  6. Do a light (white) background. The backing paper is going to be white. So why force them to cover the entire surface of the paper with ink?
  7. Consistency in fonts / font sizes. This is one of the hard ones. If you’re essentially making a scrapbook of different figures from different sources, it may be hard to get all of the fonts from the figures. In those cases, you may need to crop out the existing labels / text and add in your own of known / controllable size. Also, this is a good reason to always use the same fonts (eg. Arial) in all of your figures.
  8. Text size hierarchy. I hadn’t really thought about this before, but I think this makes sense: For the main text of the poster, it probably makes sense to have about 2 different text sizes: one for the main narrative text you may want the reader to read, and a smaller size for text that holds some detailed information (like a figure legend). The larger one is always meant to be read, while the smaller one is only to be read when necessary. The larger one should be able to be read a good couple feet away, so it’s definitely gotta be >= size 20 or something. Headers / section titles may also make sense too, and you can denote those using bold or by using a slightly larger text size. Of course, this is all not counting the poster title, which should be large and visible from across the room. Of course, you don’t want to overcomplicate things by having like 5 different font sizes.

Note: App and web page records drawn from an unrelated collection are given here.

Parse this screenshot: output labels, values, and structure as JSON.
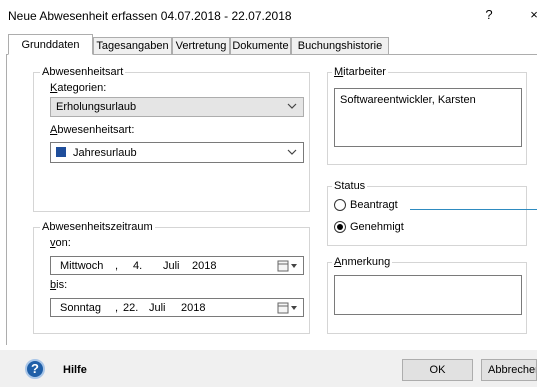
{
  "window": {
    "title": "Neue Abwesenheit erfassen 04.07.2018 - 22.07.2018",
    "help_glyph": "?",
    "close_glyph": "×"
  },
  "tabs": [
    {
      "label": "Grunddaten",
      "active": true
    },
    {
      "label": "Tagesangaben",
      "active": false
    },
    {
      "label": "Vertretung",
      "active": false
    },
    {
      "label": "Dokumente",
      "active": false
    },
    {
      "label": "Buchungshistorie",
      "active": false
    }
  ],
  "abwesenheitsart": {
    "group_label": "Abwesenheitsart",
    "kategorien_label_first": "K",
    "kategorien_label_rest": "ategorien:",
    "kategorien_value": "Erholungsurlaub",
    "art_label_first": "A",
    "art_label_rest": "bwesenheitsart:",
    "art_value": "Jahresurlaub",
    "art_color": "#1f4e9b"
  },
  "zeitraum": {
    "group_label": "Abwesenheitszeitraum",
    "von_label_first": "v",
    "von_label_rest": "on:",
    "von": {
      "weekday": "Mittwoch",
      "sep1": ",",
      "day": "4.",
      "month": "Juli",
      "year": "2018"
    },
    "bis_label_first": "b",
    "bis_label_rest": "is:",
    "bis": {
      "weekday": "Sonntag",
      "sep1": ",",
      "day": "22.",
      "month": "Juli",
      "year": "2018"
    }
  },
  "mitarbeiter": {
    "group_label_first": "M",
    "group_label_rest": "itarbeiter",
    "value": "Softwareentwickler, Karsten"
  },
  "status": {
    "group_label": "Status",
    "options": [
      {
        "label": "Beantragt",
        "selected": false
      },
      {
        "label": "Genehmigt",
        "selected": true
      }
    ]
  },
  "anmerkung": {
    "group_label_first": "A",
    "group_label_rest": "nmerkung",
    "value": ""
  },
  "footer": {
    "help_glyph": "?",
    "help_label": "Hilfe",
    "ok_label": "OK",
    "cancel_label": "Abbrechen"
  },
  "colors": {
    "callout_line": "#2e8bc0",
    "help_icon": "#1f5fa8"
  }
}
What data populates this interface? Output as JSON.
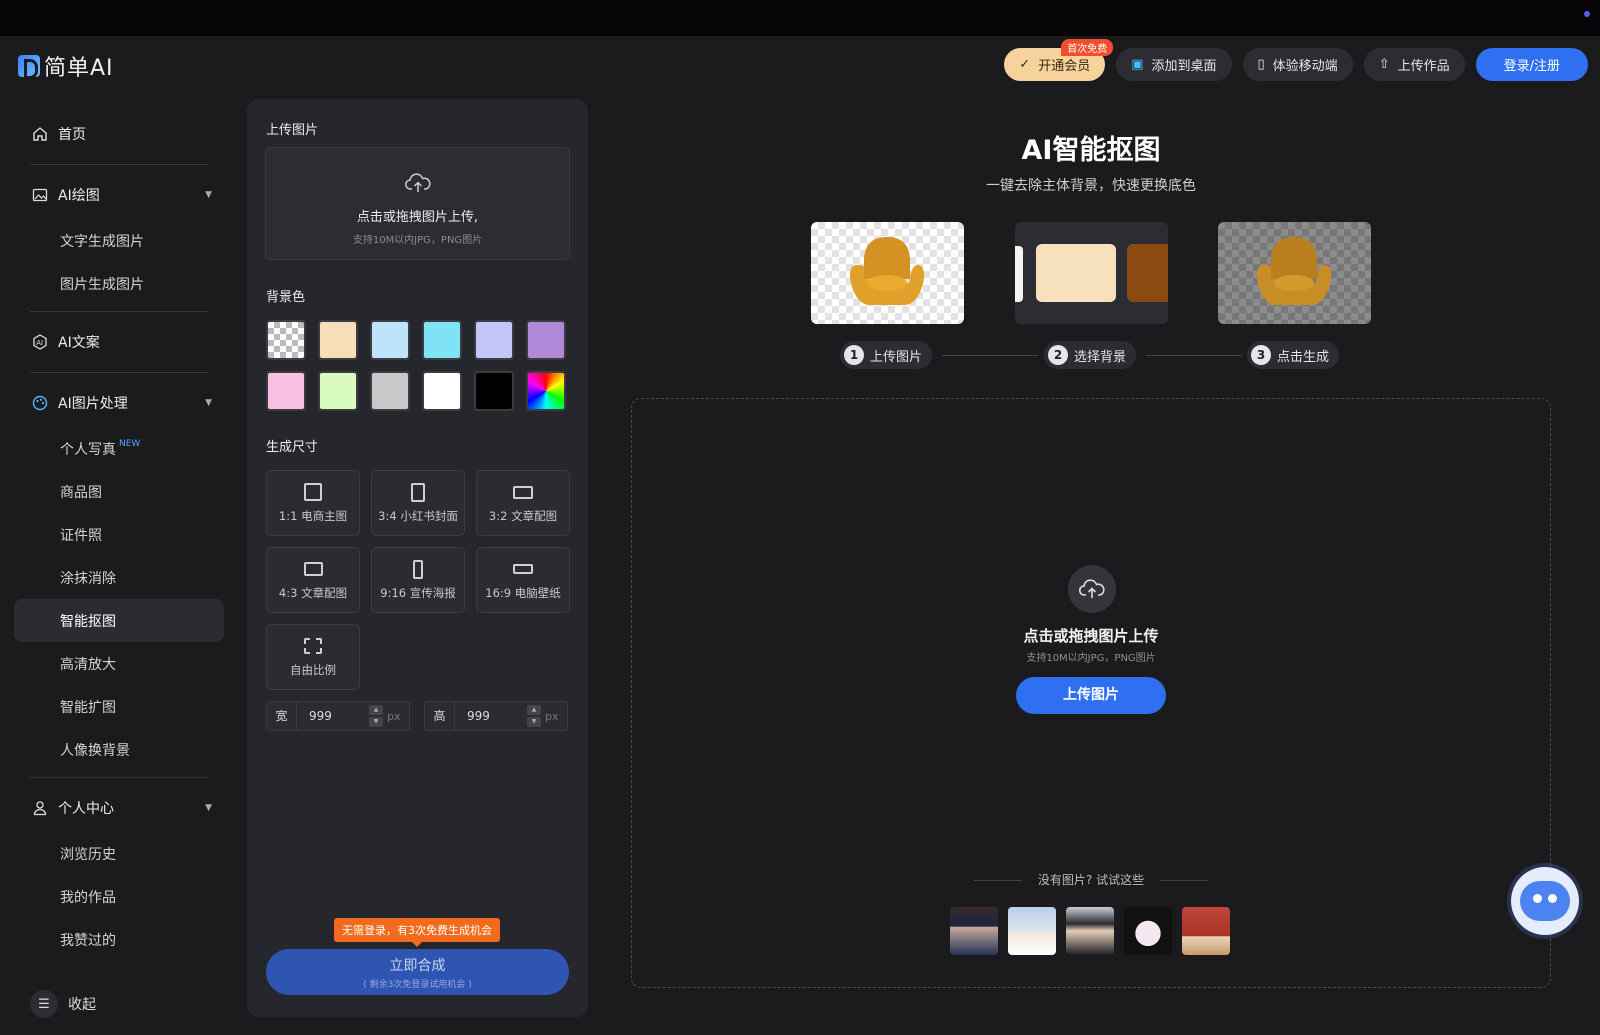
{
  "app": {
    "name": "简单AI"
  },
  "header": {
    "vip_label": "开通会员",
    "vip_badge": "首次免费",
    "add_desktop_label": "添加到桌面",
    "mobile_label": "体验移动端",
    "upload_work_label": "上传作品",
    "login_label": "登录/注册",
    "accent_color": "#2f6ff1"
  },
  "sidebar": {
    "home": "首页",
    "ai_draw": {
      "label": "AI绘图",
      "items": [
        "文字生成图片",
        "图片生成图片"
      ]
    },
    "ai_copy": "AI文案",
    "ai_image": {
      "label": "AI图片处理",
      "items": [
        {
          "label": "个人写真",
          "tag": "NEW"
        },
        {
          "label": "商品图"
        },
        {
          "label": "证件照"
        },
        {
          "label": "涂抹消除"
        },
        {
          "label": "智能抠图",
          "active": true
        },
        {
          "label": "高清放大"
        },
        {
          "label": "智能扩图"
        },
        {
          "label": "人像换背景"
        }
      ]
    },
    "personal": {
      "label": "个人中心",
      "items": [
        "浏览历史",
        "我的作品",
        "我赞过的"
      ]
    },
    "collapse_label": "收起"
  },
  "panel": {
    "upload_title": "上传图片",
    "upload_main": "点击或拖拽图片上传,",
    "upload_sub": "支持10M以内JPG，PNG图片",
    "bg_title": "背景色",
    "bg_colors": [
      "transparent",
      "#f6dfb8",
      "#bfe3fb",
      "#7fe2f5",
      "#c4c6fb",
      "#b089d8",
      "#f8bfe2",
      "#d9fbc0",
      "#c8c8c8",
      "#ffffff",
      "#000000",
      "rainbow"
    ],
    "size_title": "生成尺寸",
    "sizes": [
      {
        "label": "1:1 电商主图",
        "ratio": "1:1"
      },
      {
        "label": "3:4 小红书封面",
        "ratio": "3:4"
      },
      {
        "label": "3:2 文章配图",
        "ratio": "3:2"
      },
      {
        "label": "4:3 文章配图",
        "ratio": "4:3"
      },
      {
        "label": "9:16 宣传海报",
        "ratio": "9:16"
      },
      {
        "label": "16:9 电脑壁纸",
        "ratio": "16:9"
      },
      {
        "label": "自由比例",
        "ratio": "free"
      }
    ],
    "width_label": "宽",
    "width_value": "999",
    "height_label": "高",
    "height_value": "999",
    "unit": "px",
    "promo_text": "无需登录，有3次免费生成机会",
    "generate_label": "立即合成",
    "generate_sub": "( 剩余3次免登录试用机会 )"
  },
  "main": {
    "title": "AI智能抠图",
    "subtitle": "一键去除主体背景，快速更换底色",
    "steps": [
      {
        "num": "1",
        "label": "上传图片"
      },
      {
        "num": "2",
        "label": "选择背景"
      },
      {
        "num": "3",
        "label": "点击生成"
      }
    ],
    "drop_main": "点击或拖拽图片上传",
    "drop_sub": "支持10M以内JPG，PNG图片",
    "drop_button": "上传图片",
    "try_label": "没有图片? 试试这些"
  }
}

  9. Not stretching / squishing figures. Nobody likes seeing images in weird proportions; sure, maybe it works with mirrors in a circus funhouse, but it definitely doesn’t work for conveying scientific information in a professional setting. So ya, make sure that if you’re adjusting a figure’s size, that you have the “height and width proportionality” box checked as you do it.
  10. Avoid having too much text. Nobody is at the poster to read the next great American novel. You’ll literally want the bare bones amount of text that you need to give just about all of the big structural information you need to. Everything else, like all of the details, you can convey in person.
  11. Don’t make it too crowded. Again, you want it to be inviting and easy to follow, so you want to give figures ample space to breathe. I’d also say don’t make it too sparse, but while it’s technically possible, I can’t imagine any serious poster has ever had that be an issue (eg. too much stuff to want to get in there).
  12. Consider expanding your illustrative palette. If you’re on your first few posters, it totally makes sense to use Powerpoint (or equivalent) to create your poster. That said, eventually, you may want to include other options. I’ve slowly shifted to using Inkscape, but partially since I’m much better / faster in Inkscape now than I am in Powerpoint. Also, BioRender is a great option for making some really aesthetically pleasing images / graphics relatively quickly with an easy-to-use interface. At worst, I suggest you generate some plots there, and just take screenshots that you can insert into your posters made in Powerpoint.

Also, I realize some of my own posters probably break some of these rules (eg. the “Avoid having too much text” rule). Nobody’s perfect!


Nisha just did the legwork on figuring out how we print posters here, and this is what she found out:
– FedEx office in Thwing (9am-5pm Monday thru Friday).
– General size that they work with is 36″x48″ , so that might be what you want your poster size to be.
– You can have it on a usb drive, or email it to them directly at [email protected]
– If submitted early enough in the day, they may be able to do same day turnaround, but better to submit 2 to 3 days before you need it just in case.
– Will update this once we know how payment works exactly, but I suggest showing up knowing one of the lab speedtypes to charge directly to one of them (R35 is a good candidate, but can always use the startup speedtype if needed).